THERE’S definitely something about this Mary. The tragic story of Scotland’s most charismatic monarch, Mary Queen of Scots, has captured Hollywood’s imagination with two new films, and a US drama series set for release in the next year. And in Britain an opera based on her life will soon be staged.
For many years Mary played a supporting role in films about her powerful cousin, Elizabeth I of England, but now film makers have turned their attention to the dramatic life of the young woman who was queen of Scotland and France by the age of 16, widowed at 18, driven into exile and executed at 44.
The two films are both called Mary Queen Of Scots and the first will have its premiere at the Toronto International Film Festival next month. In the US, a television series called Reign, starring Australian soap actress Adelaide Kane, will be broadcast in October.
Off-screen, a Mary Queen of Scots exhibition at the National Museum of Scotland in Edinburgh is proving one of the summer’s most popular attractions and later this year, Welsh National Opera will present their production of Gaetano Donizetti’s 1835 tragedy, Maria Stuarda (Mary Stuart).
Thomas Imbach, the Swiss director and co-writer of one of the Mary Queen of Scots films, starring Camille Rutherford in the title role, said he was drawn to the monarch’s “boldness and passion”.

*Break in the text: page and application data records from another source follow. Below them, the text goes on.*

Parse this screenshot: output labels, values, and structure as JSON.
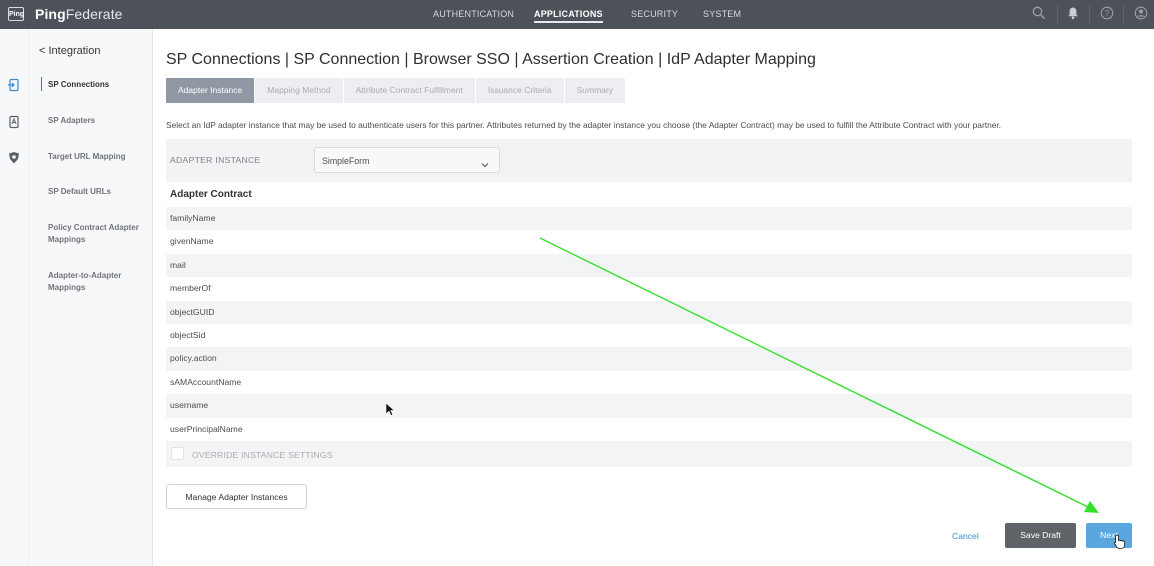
{
  "topbar": {
    "logo_text": "Ping",
    "brand_bold": "Ping",
    "brand_light": "Federate",
    "nav": [
      "AUTHENTICATION",
      "APPLICATIONS",
      "SECURITY",
      "SYSTEM"
    ],
    "active_nav": "APPLICATIONS"
  },
  "sidenav": {
    "back": "< Integration",
    "items": [
      "SP Connections",
      "SP Adapters",
      "Target URL Mapping",
      "SP Default URLs",
      "Policy Contract Adapter Mappings",
      "Adapter-to-Adapter Mappings"
    ],
    "active": "SP Connections"
  },
  "main": {
    "breadcrumb": "SP Connections | SP Connection | Browser SSO | Assertion Creation | IdP Adapter Mapping",
    "tabs": [
      "Adapter Instance",
      "Mapping Method",
      "Attribute Contract Fulfillment",
      "Issuance Criteria",
      "Summary"
    ],
    "active_tab": "Adapter Instance",
    "description": "Select an IdP adapter instance that may be used to authenticate users for this partner. Attributes returned by the adapter instance you choose (the Adapter Contract) may be used to fulfill the Attribute Contract with your partner.",
    "adapter_instance_label": "ADAPTER INSTANCE",
    "adapter_instance_value": "SimpleForm",
    "contract_title": "Adapter Contract",
    "contract": [
      "familyName",
      "givenName",
      "mail",
      "memberOf",
      "objectGUID",
      "objectSid",
      "policy.action",
      "sAMAccountName",
      "username",
      "userPrincipalName"
    ],
    "override_label": "OVERRIDE INSTANCE SETTINGS",
    "override_checked": false,
    "manage_button": "Manage Adapter Instances"
  },
  "footer": {
    "cancel": "Cancel",
    "save_draft": "Save Draft",
    "next": "Next"
  },
  "colors": {
    "topbar": "#4d5159",
    "active_tab": "#8f98a3",
    "next_button": "#5aa7e0",
    "save_draft": "#5f6368",
    "annotation_arrow": "#33e02a"
  }
}
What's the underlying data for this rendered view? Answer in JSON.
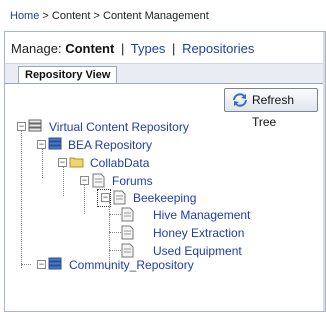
{
  "breadcrumb": {
    "home": "Home",
    "sep1": ">",
    "content": "Content",
    "sep2": ">",
    "current": "Content Management"
  },
  "manage": {
    "prefix": "Manage:",
    "current": "Content",
    "pipe1": "|",
    "types": "Types",
    "pipe2": "|",
    "repositories": "Repositories"
  },
  "tabs": {
    "repository_view": "Repository View"
  },
  "toolbar": {
    "refresh_label": "Refresh Tree"
  },
  "tree": {
    "root": "Virtual Content Repository",
    "bea": "BEA Repository",
    "collab": "CollabData",
    "forums": "Forums",
    "beekeeping": "Beekeeping",
    "hive": "Hive Management",
    "honey": "Honey Extraction",
    "used": "Used Equipment",
    "community": "Community_Repository"
  },
  "colors": {
    "link": "#1f3fa8",
    "folder": "#f2d36b",
    "repo": "#4a78c8"
  }
}
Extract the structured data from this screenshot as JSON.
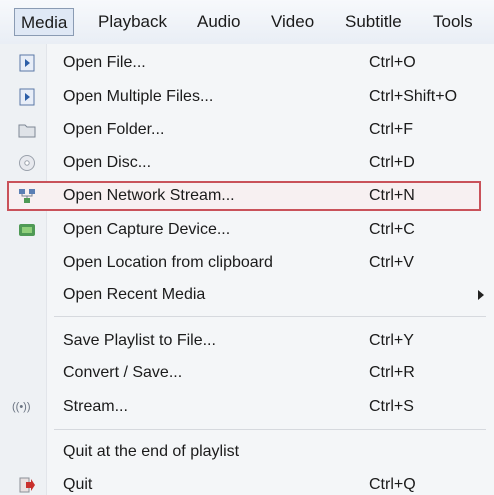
{
  "menubar": {
    "items": [
      {
        "label": "Media"
      },
      {
        "label": "Playback"
      },
      {
        "label": "Audio"
      },
      {
        "label": "Video"
      },
      {
        "label": "Subtitle"
      },
      {
        "label": "Tools"
      }
    ]
  },
  "menu": {
    "items": [
      {
        "label": "Open File...",
        "shortcut": "Ctrl+O",
        "icon": "file-play-icon"
      },
      {
        "label": "Open Multiple Files...",
        "shortcut": "Ctrl+Shift+O",
        "icon": "files-play-icon"
      },
      {
        "label": "Open Folder...",
        "shortcut": "Ctrl+F",
        "icon": "folder-icon"
      },
      {
        "label": "Open Disc...",
        "shortcut": "Ctrl+D",
        "icon": "disc-icon"
      },
      {
        "label": "Open Network Stream...",
        "shortcut": "Ctrl+N",
        "icon": "network-icon"
      },
      {
        "label": "Open Capture Device...",
        "shortcut": "Ctrl+C",
        "icon": "capture-device-icon"
      },
      {
        "label": "Open Location from clipboard",
        "shortcut": "Ctrl+V",
        "icon": ""
      },
      {
        "label": "Open Recent Media",
        "shortcut": "",
        "icon": ""
      },
      {
        "label": "Save Playlist to File...",
        "shortcut": "Ctrl+Y",
        "icon": ""
      },
      {
        "label": "Convert / Save...",
        "shortcut": "Ctrl+R",
        "icon": ""
      },
      {
        "label": "Stream...",
        "shortcut": "Ctrl+S",
        "icon": "stream-icon"
      },
      {
        "label": "Quit at the end of playlist",
        "shortcut": "",
        "icon": ""
      },
      {
        "label": "Quit",
        "shortcut": "Ctrl+Q",
        "icon": "quit-icon"
      }
    ],
    "highlight_color": "#c9525a",
    "stream_icon_text": "((•))"
  }
}
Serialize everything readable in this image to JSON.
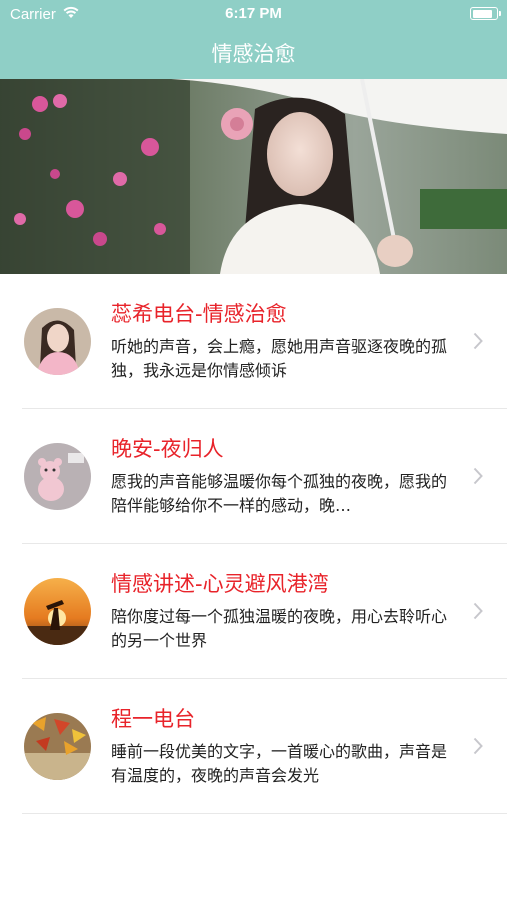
{
  "status_bar": {
    "carrier": "Carrier",
    "time": "6:17 PM"
  },
  "nav": {
    "title": "情感治愈"
  },
  "banner": {
    "image": "banner-photo-woman-umbrella-flowers"
  },
  "items": [
    {
      "title": "蕊希电台-情感治愈",
      "description": "听她的声音，会上瘾，愿她用声音驱逐夜晚的孤独，我永远是你情感倾诉",
      "avatar": "avatar-girl-portrait"
    },
    {
      "title": "晚安-夜归人",
      "description": "愿我的声音能够温暖你每个孤独的夜晚，愿我的陪伴能够给你不一样的感动，晚…",
      "avatar": "avatar-teddy-bear"
    },
    {
      "title": "情感讲述-心灵避风港湾",
      "description": "陪你度过每一个孤独温暖的夜晚，用心去聆听心的另一个世界",
      "avatar": "avatar-sunset-couple"
    },
    {
      "title": "程一电台",
      "description": "睡前一段优美的文字，一首暖心的歌曲，声音是有温度的，夜晚的声音会发光",
      "avatar": "avatar-autumn-leaves"
    }
  ],
  "colors": {
    "header": "#8fcfc6",
    "title": "#e8232a"
  }
}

He said: “My main interest is not Mary as a queen, but as a woman. As queen, Elizabeth was more modern and Mary more old-fashioned, but as a woman Mary was far more ahead of her time, she fought to live her own passion, and that really impressed me. She wanted to have it all.”
Imbach’s film spans all of Mary’s short life, but focuses much of its attention on her early, turbulent years including her childhood in France, her role as a young queen in Scotland and the political scrutiny she came under as a Catholic monarch from Protestant reformers in Edinburgh.
A tall, auburn-haired beauty who spoke six languages, Mary makes a beguiling leading lady. Both films and the television drama put the monarch at the heart of the story, with their own wide-ranging interpretations of her life.
David Forsyth, curator of the NMS exhibition, said that none of the current productions had approached the museum for advice on historical accuracy, but said he was not unduly worried about what would end up on the screen. “People can re-write history for Hollywood, but there is enough latitude in Mary’s story that the imagination can run riot creatively. I take a robust view of the fictionalisation of history on screen. Anything that adds to or stokes the fires of interest in history is a good thing. The films will do that,” he said.
He added that many people were drawn to Mary’s life story because she was a woman living in a male-dominated world, but also she was a “hugely romantic” figure with a “very human love and passion” that sets here apart from other prominent Scottish figures.
The producers of the television series, Reign, which was filmed in Ireland, make clear that theirs is a “fantastical reimagining” of the teenage Mary Queen of Scotland. It is being pitched as Games of Thrones meets Sofia Coppola’s film, Marie Antoinette.
The second Mary Queen of Scots film is written by the screenwriter Michael Hirst whose earlier work included the films Elizabeth and Elizabeth: the Golden Age as well as the television period drama The Tudors.
Of all the productions, Hirst’s is the only one filmed in Scotland and stars the Irish actress, Saoirse Ronan. It is due to be released next year.
Siobhan Synnot, Scotland on Sunday’s film critic, said it was not unusual for movie studios to produce work on the same subject. In 1996, two films about Truman Capote’s experience writing In Cold Blood were released within 12 months of each other. “There have been years where there were two films about volcanos, two films about meteors, and two lots of feisty Snow Whites,” she said.
But Imbach said that he was unconcerned by the prospect of other films about Mary Queen of Scots. Having worked on the project since 2008, he said he had seen other productions on the same subject, including one major Hollywood film with Scarlett Johannson in the lead role, fall by the wayside.
He added that he had a theory that the Hollywood template of film making did not suit the Scottish monarch’s life. “I had a hard time to decide on how you could hold the essence of her whole life in one film.
“The beginning and the end are crucial, but it’s over these very dramatic years. Then on the one hand you have her three husbands and then you have this relationship with Elizabeth, so you have different layers, and normally you go for one straight plot in a historic drama. But as my protagonist, I wanted to have it all, and at the end I was happy to have a portayal of her inner life.”